Martin and Pam Oets love new technology. The latest iPad, the biggest flat screen TV — whenever something new comes along they want to try it.
So when they heard a limited number of electric Smart cars would be released in Canada, they jumped on the opportunity to get one. They got their name on a list and waited a year for their number to come up, then finally last month they got word that their car was waiting for them at the Kelowna dealership. They just had to figure out how to get it home.
The West Kootenay is essentially a dead zone for electric car charging stations. There’s one at Wing Creek Resort in Kaslo and one in a public parking lot in Rossland, but none along the Crowsnest Highway east of Osoyoos until you hit Fernie. For the Oetses, the only way to get their car home was on a trailer.
“We rented a U-Haul car mover and that’s how we got it here,” Martin explained.
They now have a 220 volt charging system in their garage, which will power up the battery from a zero to 100 per cent charge in five hours. They plug the car in overnight to have it ready for the day’s outings. Usually public charging stations are higher voltage and can have the battery ready for the road in 20 minutes to an hour.
The car can go 140 km on a single charge, but that’s in ideal conditions when there’s no head wind or tricky driving conditions and only one person riding in it.
“In reality, on Kootenay streets, we only expect to go about 100 km between charges,” Martin said.

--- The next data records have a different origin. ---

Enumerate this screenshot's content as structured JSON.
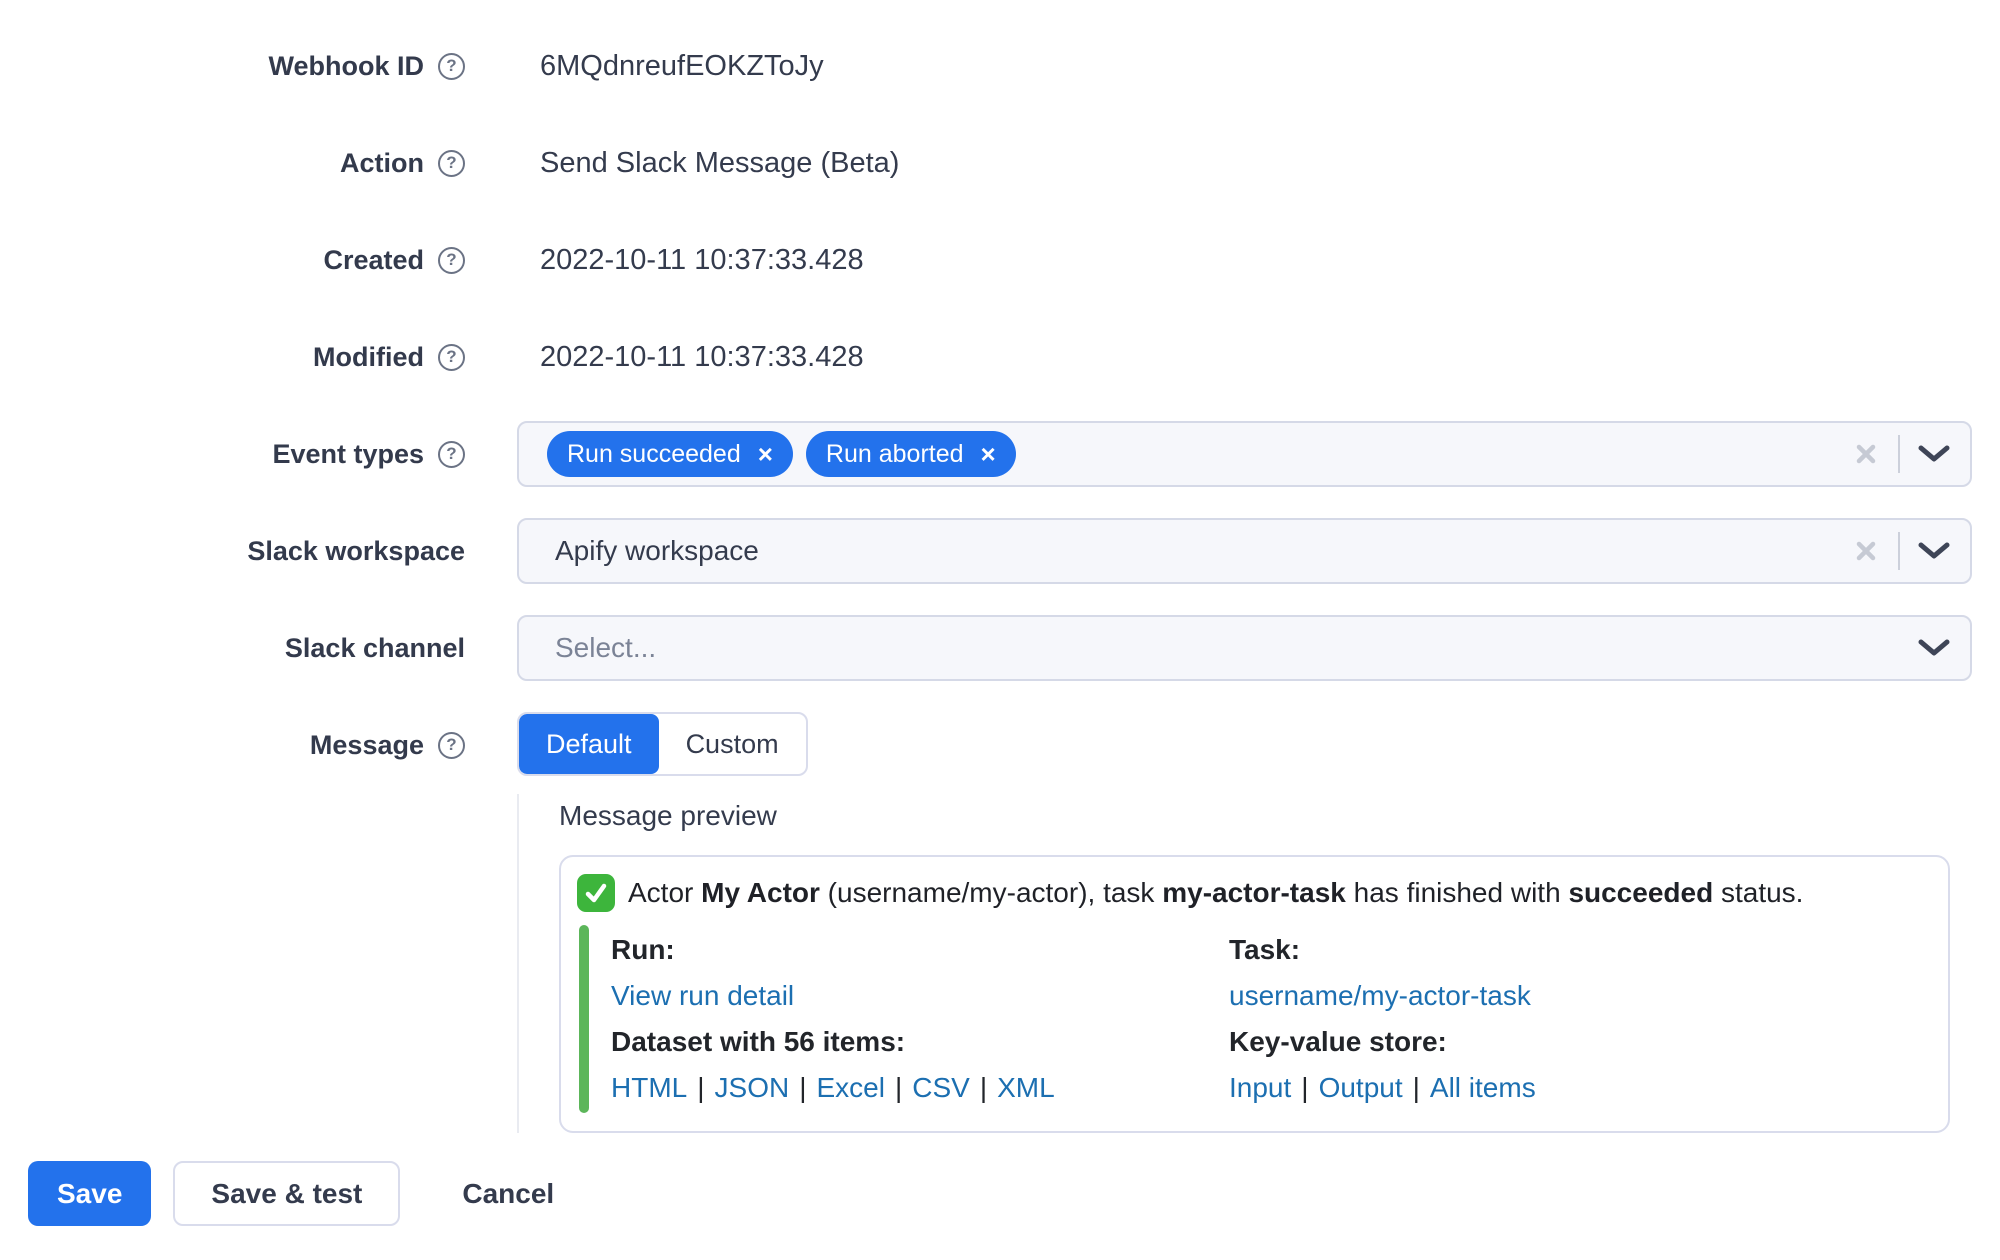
{
  "colors": {
    "primary_blue": "#2372ec",
    "link_blue": "#1c6fb1",
    "attachment_green": "#5cb65a",
    "emoji_green": "#3db53c"
  },
  "icons": {
    "help": "?",
    "tag_remove": "×",
    "clear": "×",
    "chevron": "chevron-down",
    "check_emoji": "white-check-mark"
  },
  "form": {
    "webhook_id": {
      "label": "Webhook ID",
      "value": "6MQdnreufEOKZToJy"
    },
    "action": {
      "label": "Action",
      "value": "Send Slack Message (Beta)"
    },
    "created": {
      "label": "Created",
      "value": "2022-10-11 10:37:33.428"
    },
    "modified": {
      "label": "Modified",
      "value": "2022-10-11 10:37:33.428"
    },
    "event_types": {
      "label": "Event types",
      "tags": [
        {
          "text": "Run succeeded"
        },
        {
          "text": "Run aborted"
        }
      ]
    },
    "slack_workspace": {
      "label": "Slack workspace",
      "value": "Apify workspace"
    },
    "slack_channel": {
      "label": "Slack channel",
      "placeholder": "Select..."
    },
    "message": {
      "label": "Message",
      "options": [
        {
          "label": "Default",
          "selected": true
        },
        {
          "label": "Custom",
          "selected": false
        }
      ]
    }
  },
  "preview": {
    "heading": "Message preview",
    "line": {
      "prefix": "Actor ",
      "actor": "My Actor",
      "mid": " (username/my-actor), task ",
      "task": "my-actor-task",
      "mid2": " has finished with ",
      "status": "succeeded",
      "suffix": " status."
    },
    "separator": "|",
    "run_column": {
      "title": "Run:",
      "link": "View run detail",
      "dataset_title": "Dataset with 56 items:",
      "links": [
        "HTML",
        "JSON",
        "Excel",
        "CSV",
        "XML"
      ]
    },
    "task_column": {
      "title": "Task:",
      "link": "username/my-actor-task",
      "kv_title": "Key-value store:",
      "links": [
        "Input",
        "Output",
        "All items"
      ]
    }
  },
  "footer": {
    "save": "Save",
    "save_and_test": "Save & test",
    "cancel": "Cancel"
  }
}
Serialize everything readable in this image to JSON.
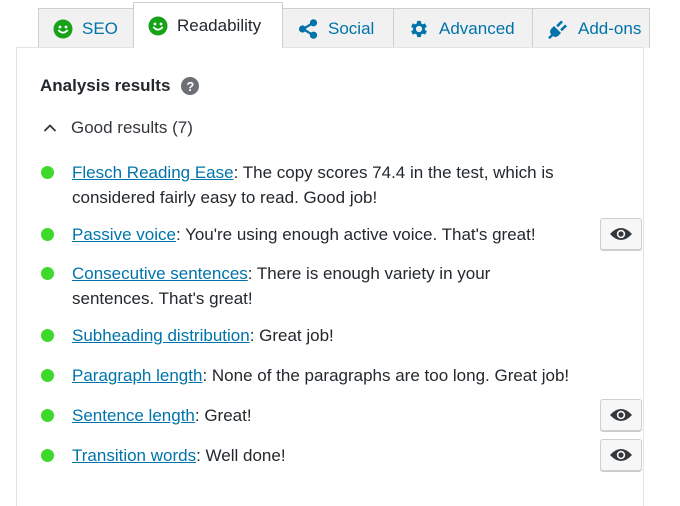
{
  "tabs": [
    {
      "label": "SEO",
      "icon": "smiley-icon",
      "active": false
    },
    {
      "label": "Readability",
      "icon": "smiley-icon",
      "active": true
    },
    {
      "label": "Social",
      "icon": "share-icon",
      "active": false
    },
    {
      "label": "Advanced",
      "icon": "gear-icon",
      "active": false
    },
    {
      "label": "Add-ons",
      "icon": "plug-icon",
      "active": false
    }
  ],
  "colors": {
    "good": "#3ed92a",
    "link": "#0073aa",
    "smiley": "#17a317"
  },
  "analysis": {
    "title": "Analysis results",
    "group_label": "Good results (7)",
    "results": [
      {
        "link": "Flesch Reading Ease",
        "text": ": The copy scores 74.4 in the test, which is considered fairly easy to read. Good job!",
        "has_eye": false
      },
      {
        "link": "Passive voice",
        "text": ": You're using enough active voice. That's great!",
        "has_eye": true
      },
      {
        "link": "Consecutive sentences",
        "text": ": There is enough variety in your sentences. That's great!",
        "has_eye": false
      },
      {
        "link": "Subheading distribution",
        "text": ": Great job!",
        "has_eye": false
      },
      {
        "link": "Paragraph length",
        "text": ": None of the paragraphs are too long. Great job!",
        "has_eye": false
      },
      {
        "link": "Sentence length",
        "text": ": Great!",
        "has_eye": true
      },
      {
        "link": "Transition words",
        "text": ": Well done!",
        "has_eye": true
      }
    ]
  }
}
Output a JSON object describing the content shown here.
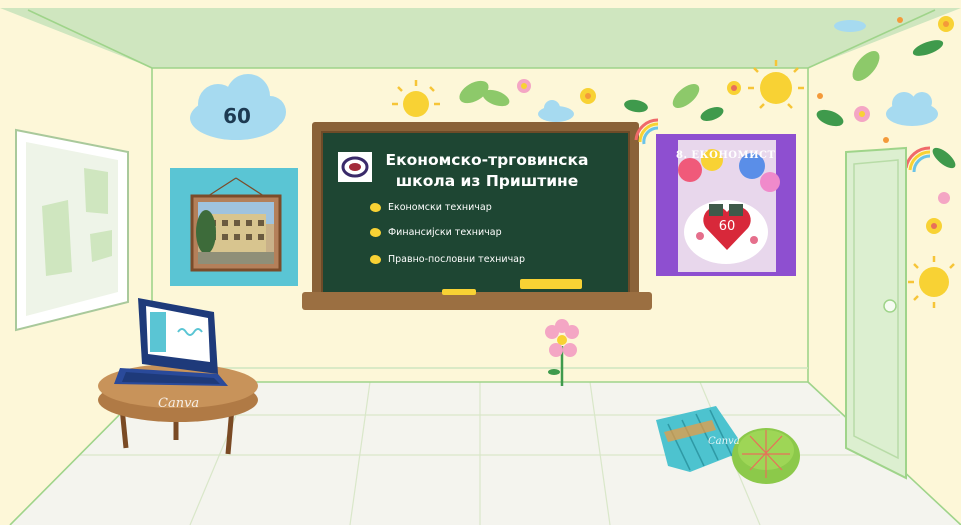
{
  "board": {
    "title_line1": "Економско-трговинска",
    "title_line2": "школа из Приштине",
    "items": [
      {
        "label": "Економски техничар"
      },
      {
        "label": "Финансијски техничар"
      },
      {
        "label": "Правно-пословни техничар"
      }
    ]
  },
  "cloud": {
    "number": "60"
  },
  "poster": {
    "title": "8. ЕКОНОМИСТ",
    "cake_number": "60"
  },
  "watermarks": {
    "table": "Canva",
    "pillow": "Canva"
  },
  "colors": {
    "wall": "#fdf7d8",
    "ceiling": "#cfe6bf",
    "floor": "#f4f4ee",
    "chalkboard": "#1e4633",
    "board_frame": "#8a6238",
    "poster_border": "#8e4fd0",
    "door": "#dcefd0",
    "cloud": "#a6daf0",
    "accent_yellow": "#f8d234"
  },
  "icons": [
    "cloud-icon",
    "sun-icon",
    "leaf-icon",
    "flower-icon",
    "rainbow-icon",
    "laptop-icon",
    "heart-icon",
    "school-logo-icon"
  ]
}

It’s enough for them to make trips into town and back no problem, but trying to make a round trip to Castlegar would be a gamble — at least for now.
“We’re hopeful that the cities in this area will get chargers and eventually we’ll be able to go anywhere in our car,” Pam said.
Last winter the province announced a plan to link BC into the West Coast Green Highway, which means adding fast charging stations for electric cars every 60 to 80 kilometres along major routes heading towards the US border, where they join into a network continuing all the way to California. Installations are happening throughout Vancouver Island, the lower mainland, Fraser Valley and Okanagan.
There are also government incentives available to electric car buyers. The Oetses received a $5,000 rebate on their car and $500 off the charging system. All told the vehicle cost them around $26,000 after taxes.
They knew they were taking a risk when they bought it, but they wanted to encourage the proliferation of the technology. They’ve visited places like Amsterdam where electric cars and charging stations are everywhere and believe it’s time our country got with the times.
“It’s easy for governments to say they don’t need to invest in electric car charging stations because nobody drives an electric car. Now we have one and we can put some pressure of them,” Pam said.
Nelson Hydro plans to put a charging station in the parking lot next to the police/library building in the coming year. The project was originally slated for 2013 but was pushed back while the local utility focused on work at the Rosemont sub station and the downtown hydro conversion.
The high speed charger, expected to cost between $7,000 and $10,000, will allow two vehicles to power up at the same time. Nelson Hydro general manager Alex Love said there would likely be a fee to use it.
“They would be paying for two things: the use of a parking spot and the energy they use, which isn’t really any different than getting gas from Esso,” Love explained.
He doesn’t expect there to be a huge demand for the charger initially, but over time he expects it could be a revenue generator, similar to a parking meter.
“We’re quite enthused about making efficient use of electricity and helping facilitate people using electric vehicles,” Love said. “We know from talking to car dealers that lots of people are using (hybrid) electric cars in this area.”
Hybrid electric cars, like the Toyota Prius used by the Nelson Police Department, can drive about 25 km in all-electric mode before switching over to gasoline. The police currently charge their car from a regular outlet in the parking bay, but having a fast charge station would allow them to power up throughout the day and spend more time in electric mode.
Love expects that eventually one charging station won’t be enough and the city will want to install them in other public parking lots, like the one down at Lakeside Park.
Nelson Development manager David Wahn is trying to encourage condo developers to put in charging stations in their parking lots.
But so far it’s been a tough sell because of the upfront cost of the high speed charging units. Nelson Commons, for example, agreed to put three individual slower-speed chargers in the underground residential parking lot, for people who own units in the building, but said it couldn’t afford to put any fast charge stations above ground for public use.
For the Oetses the lack of charging stations means they won’t be able to take their other vehicle — a Ford Escape SUV — off the road and they’ll probably still have to rent a trailer every time they need to get their electric car to Kelowna for maintenance.
But for them, the joy of driving the quiet, high tech vehicle is worth the trouble.
“It makes it fun going into town,” Martin said. “We love the technology and it makes us feel like we’re doing something good for the environment and for the culture around fuel dependency.”